* Prompt: Within the listing below, how many lines hold the string "JSON"? Only the number is wanted.
BEGIN
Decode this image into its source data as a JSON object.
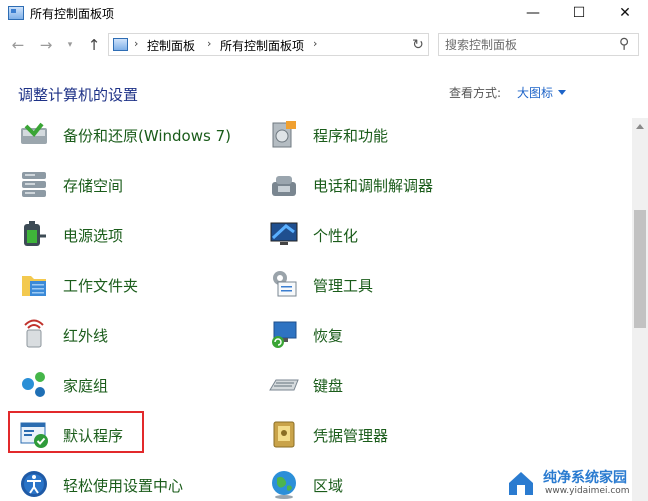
{
  "window": {
    "title": "所有控制面板项"
  },
  "controls": {
    "minimize": "—",
    "maximize": "☐",
    "close": "✕"
  },
  "address": {
    "crumbs": [
      "控制面板",
      "所有控制面板项"
    ],
    "separator": "›",
    "chevron": "⌄",
    "refresh": "↻"
  },
  "search": {
    "placeholder": "搜索控制面板"
  },
  "header": {
    "title": "调整计算机的设置",
    "view_by_label": "查看方式:",
    "view_by_value": "大图标"
  },
  "items_left": [
    {
      "label": "备份和还原(Windows 7)",
      "icon": "backup-restore-icon"
    },
    {
      "label": "存储空间",
      "icon": "storage-spaces-icon"
    },
    {
      "label": "电源选项",
      "icon": "power-options-icon"
    },
    {
      "label": "工作文件夹",
      "icon": "work-folders-icon"
    },
    {
      "label": "红外线",
      "icon": "infrared-icon"
    },
    {
      "label": "家庭组",
      "icon": "homegroup-icon"
    },
    {
      "label": "默认程序",
      "icon": "default-programs-icon"
    },
    {
      "label": "轻松使用设置中心",
      "icon": "ease-of-access-icon"
    }
  ],
  "items_right": [
    {
      "label": "程序和功能",
      "icon": "programs-features-icon"
    },
    {
      "label": "电话和调制解调器",
      "icon": "phone-modem-icon"
    },
    {
      "label": "个性化",
      "icon": "personalization-icon"
    },
    {
      "label": "管理工具",
      "icon": "admin-tools-icon"
    },
    {
      "label": "恢复",
      "icon": "recovery-icon"
    },
    {
      "label": "键盘",
      "icon": "keyboard-icon"
    },
    {
      "label": "凭据管理器",
      "icon": "credential-manager-icon"
    },
    {
      "label": "区域",
      "icon": "region-icon"
    }
  ],
  "highlight": {
    "item": "默认程序",
    "color": "#e2292b"
  },
  "watermark": {
    "text": "纯净系统家园",
    "url": "www.yidaimei.com"
  },
  "colors": {
    "link": "#1a5c1a",
    "heading": "#1e3287",
    "accent": "#1e64c8"
  }
}
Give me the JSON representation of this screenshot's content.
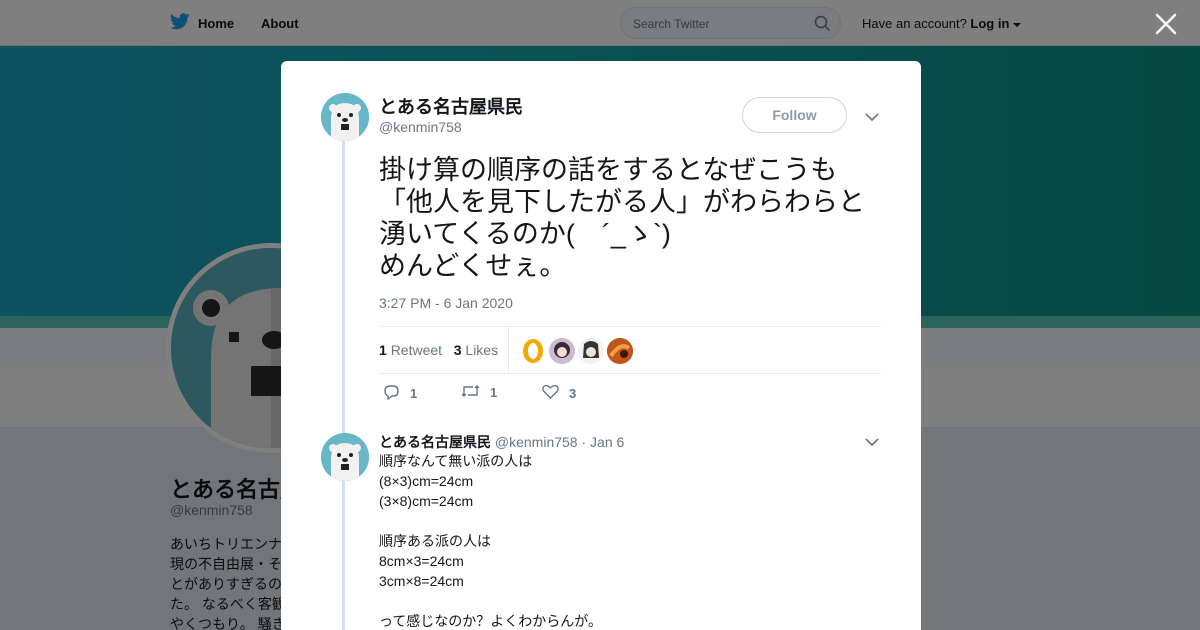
{
  "nav": {
    "home": "Home",
    "about": "About",
    "search_placeholder": "Search Twitter",
    "have_account": "Have an account?",
    "login": "Log in"
  },
  "profile": {
    "name": "とある名古屋県民",
    "handle": "@kenmin758",
    "bio_lines": [
      "あいちトリエンナ",
      "現の不自由展・そ",
      "とがありすぎるの",
      "た。 なるべく客観",
      "やくつもり。 騒き"
    ]
  },
  "tweet": {
    "author_name": "とある名古屋県民",
    "author_handle": "@kenmin758",
    "follow_label": "Follow",
    "text_lines": [
      "掛け算の順序の話をするとなぜこうも",
      "「他人を見下したがる人」がわらわらと",
      "湧いてくるのか(　´_ゝ`)",
      "めんどくせぇ。"
    ],
    "timestamp": "3:27 PM - 6 Jan 2020",
    "retweet_count": "1",
    "retweet_label": "Retweet",
    "like_count": "3",
    "like_label": "Likes",
    "actions": {
      "reply": "1",
      "retweet": "1",
      "like": "3"
    }
  },
  "reply": {
    "author_name": "とある名古屋県民",
    "author_handle": "@kenmin758",
    "date": "· Jan 6",
    "lines": [
      "順序なんて無い派の人は",
      "(8×3)cm=24cm",
      "(3×8)cm=24cm",
      "",
      "順序ある派の人は",
      "8cm×3=24cm",
      "3cm×8=24cm",
      "",
      "って感じなのか？よくわからんが。"
    ]
  },
  "colors": {
    "twitter_blue": "#1da1f2",
    "banner_start": "#1ea4c4",
    "banner_end": "#0b8e82",
    "avatar_bg": "#67b7c6"
  },
  "icons": [
    "twitter-bird-icon",
    "search-icon",
    "close-icon",
    "chevron-down-icon",
    "reply-icon",
    "retweet-icon",
    "heart-icon"
  ]
}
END
* Task output: 2